I am seeing many articles in the news about the fear graduates experience right now, moving out of school into the world. Truth be told, it’s not easy in a booming economy, let alone an anemic one. With all the morbid news, fit to print, it’s no phenomenon that young people have developed a fear complex related to their future, and what they’ll do after graduating.
I do respect the notion that getting any job right now is better than nothing. Making your start in the world has rewards, no matter what, and with each transition you make you are introduced to ideas and experiences that alter the trajectory of the possible. Sometimes, simply learning something new about the economy, your talents, and how they relate, is worth a challenging experience.
I realized long ago that the education system contains some very large chasms between what you learn, how you learn it, and how you transition between education and work. I always wanted my students to do things in class that they could use as a lever to enter the world of computer science and IT that I knew well. I also knew that the traditional resume was a sore area for students with little or no professional experience; it’s really a moot document, when you think about it. Students don’t really have many bullets for a resume until they’ve been out there, perhaps after grad school.
The truth of the matter is that employers don’t really want a resume, they want proof of your skillsets. Having concrete experiences to draw upon, that mirror the real work you’ll do in a position, is valuable to both you and the employer. And when I talk about proof, it’s most likely in something you did in class — a group project, a senior thesis, a research paper that you really put your heart into. These vital, long-term engagements will resemble the work you’ll do in the lab, courtroom, sales pitch or tech demo — in the real world. Trust me, it’s true.

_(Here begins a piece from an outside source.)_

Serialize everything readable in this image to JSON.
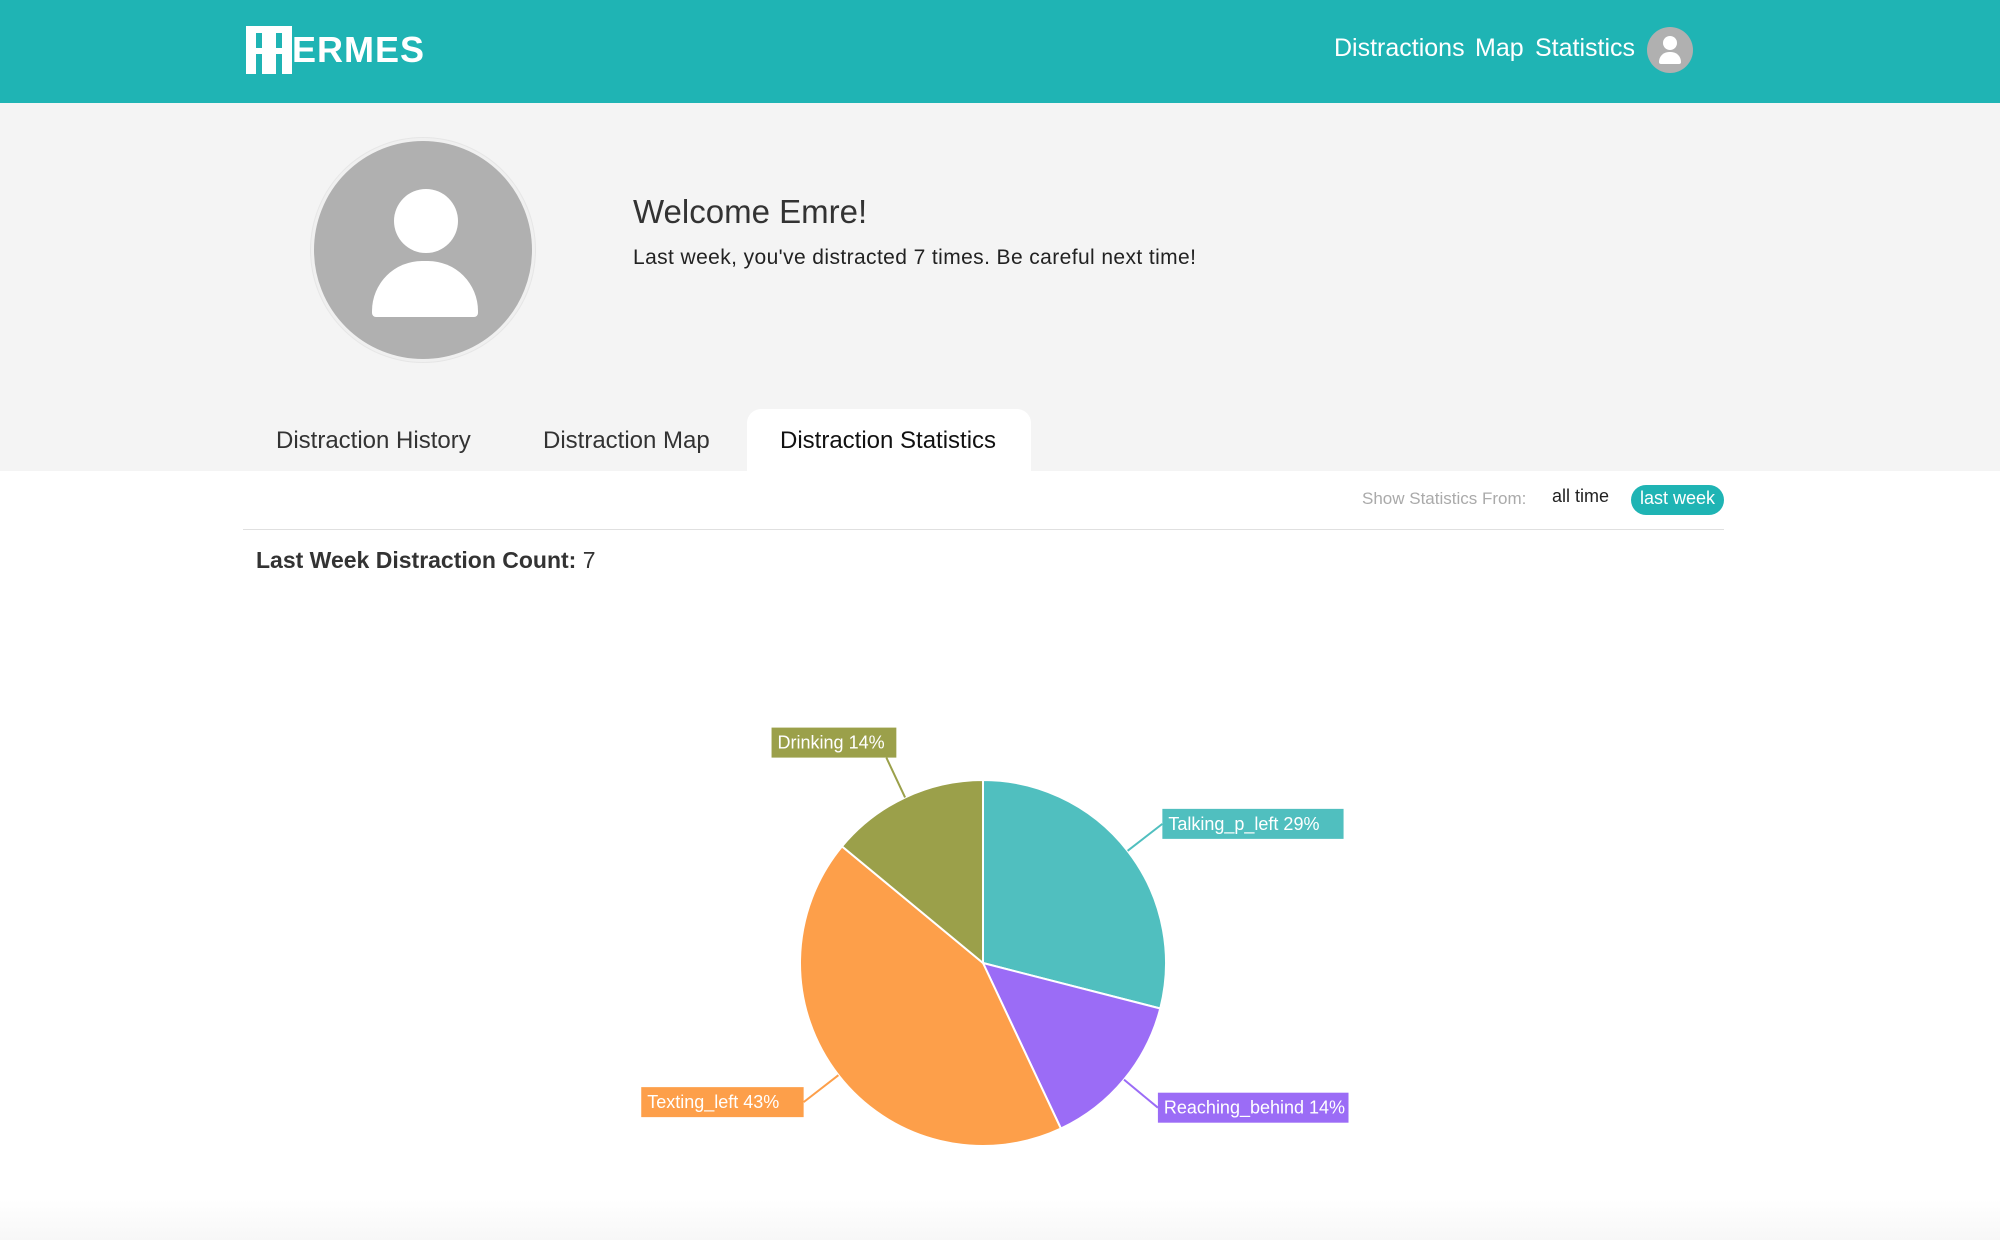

The chasm I spoke about exists when student graduate on the basis of these awesome papers, programs, projects and thesis work — and then the thesis becomes invisible. That’s right — the paper completely disappears once you turn it in, and get it back from your professor. And that research paper you did is the best representation of what you’re made of!
I get excited when I think of the potentials for students as they leverage their coursework to locate meaningful work. Academia is supposed to work this way — your paper represents your aspirations for a better world, and frequently represent critical perspectives on pressing real world problems. The fact that you’re confronting the world’s shortcomings at all predisposes you to becoming a successful associate to someone also working on them. And the thousands of words you produce on your thesis papers provide the world with access to the young people who know. Basically, without the technologies we use inside Next Acropolis, this group is largely invisible to the firms who need them the most. And when the students come online and become visible — bam — look forward to corporate transformation in the realm of human capital.